*** Input records ***
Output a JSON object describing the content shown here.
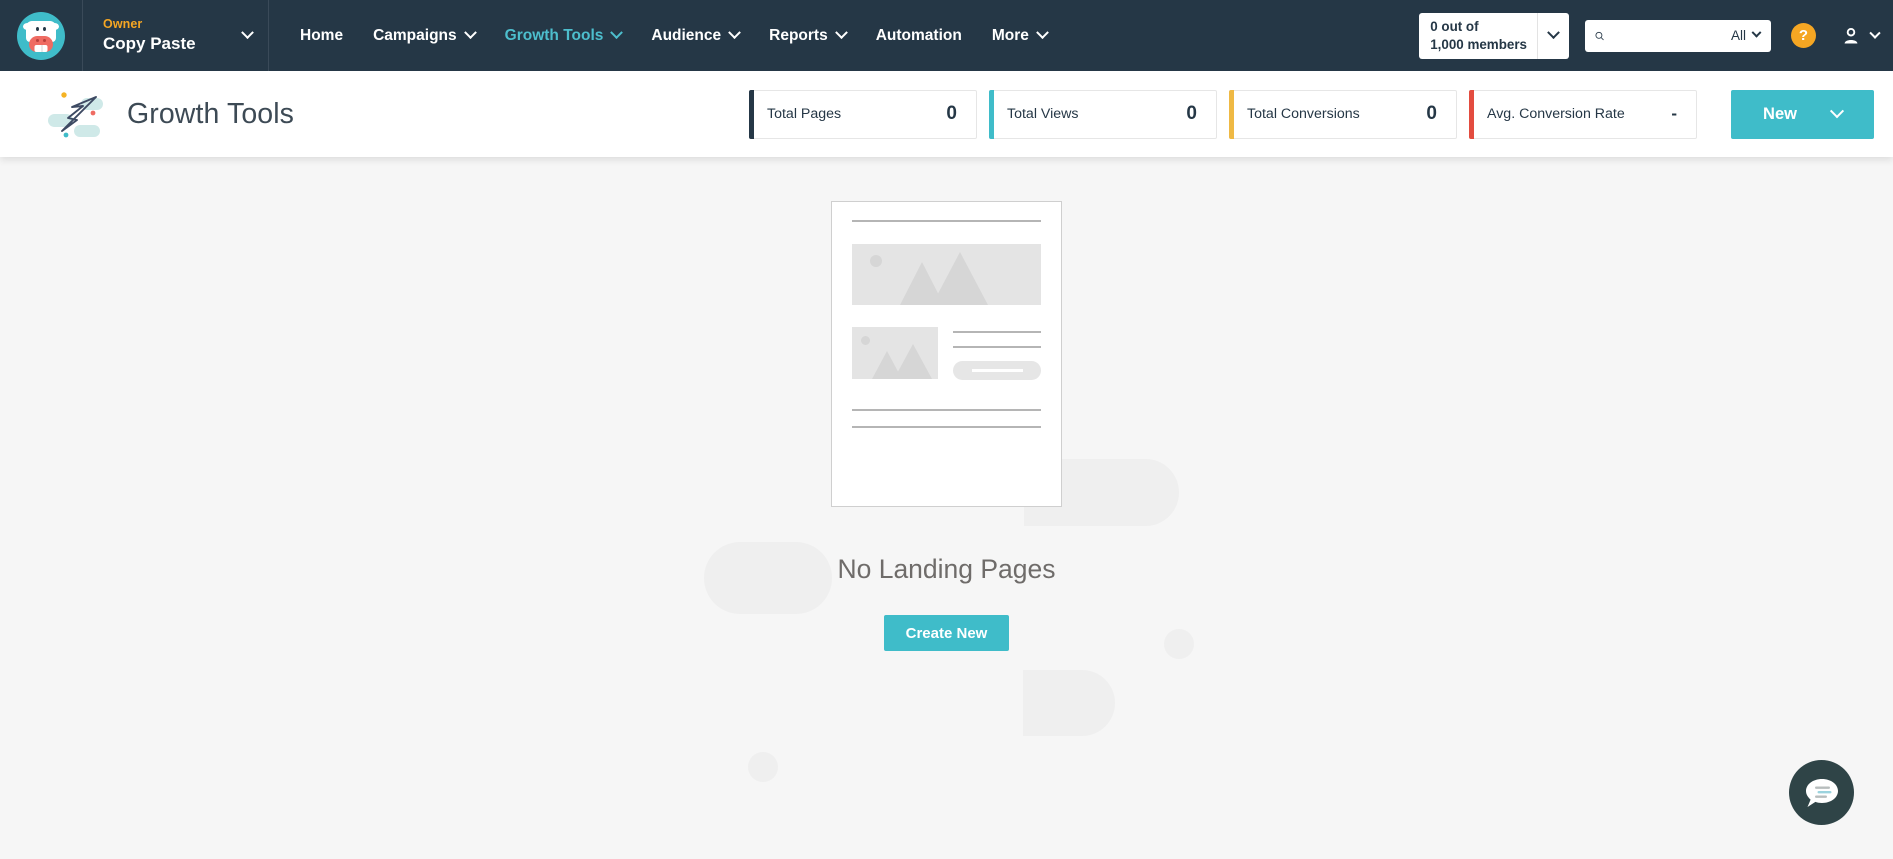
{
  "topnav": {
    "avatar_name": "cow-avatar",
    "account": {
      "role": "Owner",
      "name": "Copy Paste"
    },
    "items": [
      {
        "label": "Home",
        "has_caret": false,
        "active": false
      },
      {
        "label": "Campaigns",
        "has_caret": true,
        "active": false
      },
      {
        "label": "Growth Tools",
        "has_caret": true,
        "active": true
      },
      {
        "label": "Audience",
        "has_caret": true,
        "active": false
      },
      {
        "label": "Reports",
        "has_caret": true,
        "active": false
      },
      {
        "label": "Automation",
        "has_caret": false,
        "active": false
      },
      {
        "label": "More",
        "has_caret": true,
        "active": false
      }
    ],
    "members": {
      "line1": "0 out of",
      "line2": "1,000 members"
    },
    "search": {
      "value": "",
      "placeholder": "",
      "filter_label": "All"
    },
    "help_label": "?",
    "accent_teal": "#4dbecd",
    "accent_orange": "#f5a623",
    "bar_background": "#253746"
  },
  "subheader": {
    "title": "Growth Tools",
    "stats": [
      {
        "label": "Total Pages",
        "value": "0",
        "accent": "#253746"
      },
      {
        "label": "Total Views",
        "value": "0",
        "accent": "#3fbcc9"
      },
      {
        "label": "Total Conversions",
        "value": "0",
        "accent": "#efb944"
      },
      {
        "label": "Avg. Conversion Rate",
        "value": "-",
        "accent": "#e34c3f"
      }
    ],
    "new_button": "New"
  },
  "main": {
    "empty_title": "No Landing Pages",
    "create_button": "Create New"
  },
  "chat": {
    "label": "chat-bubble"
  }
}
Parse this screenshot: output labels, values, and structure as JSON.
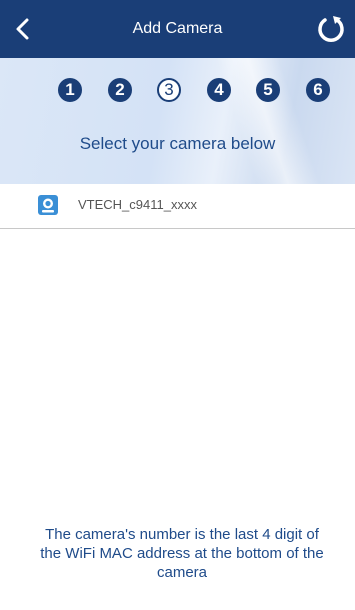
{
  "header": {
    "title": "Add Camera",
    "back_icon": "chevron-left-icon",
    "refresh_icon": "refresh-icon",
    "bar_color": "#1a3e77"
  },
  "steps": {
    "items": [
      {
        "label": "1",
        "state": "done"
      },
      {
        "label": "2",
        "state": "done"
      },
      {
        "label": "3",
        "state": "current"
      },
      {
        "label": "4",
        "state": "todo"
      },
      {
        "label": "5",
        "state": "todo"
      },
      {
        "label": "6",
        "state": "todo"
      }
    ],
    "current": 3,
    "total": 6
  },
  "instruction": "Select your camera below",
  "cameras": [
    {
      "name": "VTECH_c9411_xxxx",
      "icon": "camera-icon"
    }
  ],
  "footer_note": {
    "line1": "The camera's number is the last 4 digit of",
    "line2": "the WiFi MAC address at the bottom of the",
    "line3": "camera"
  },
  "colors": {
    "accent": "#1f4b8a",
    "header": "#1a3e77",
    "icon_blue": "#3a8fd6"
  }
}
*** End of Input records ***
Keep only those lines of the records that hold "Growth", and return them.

        "label": "Growth Tools",
    "title": "Growth Tools",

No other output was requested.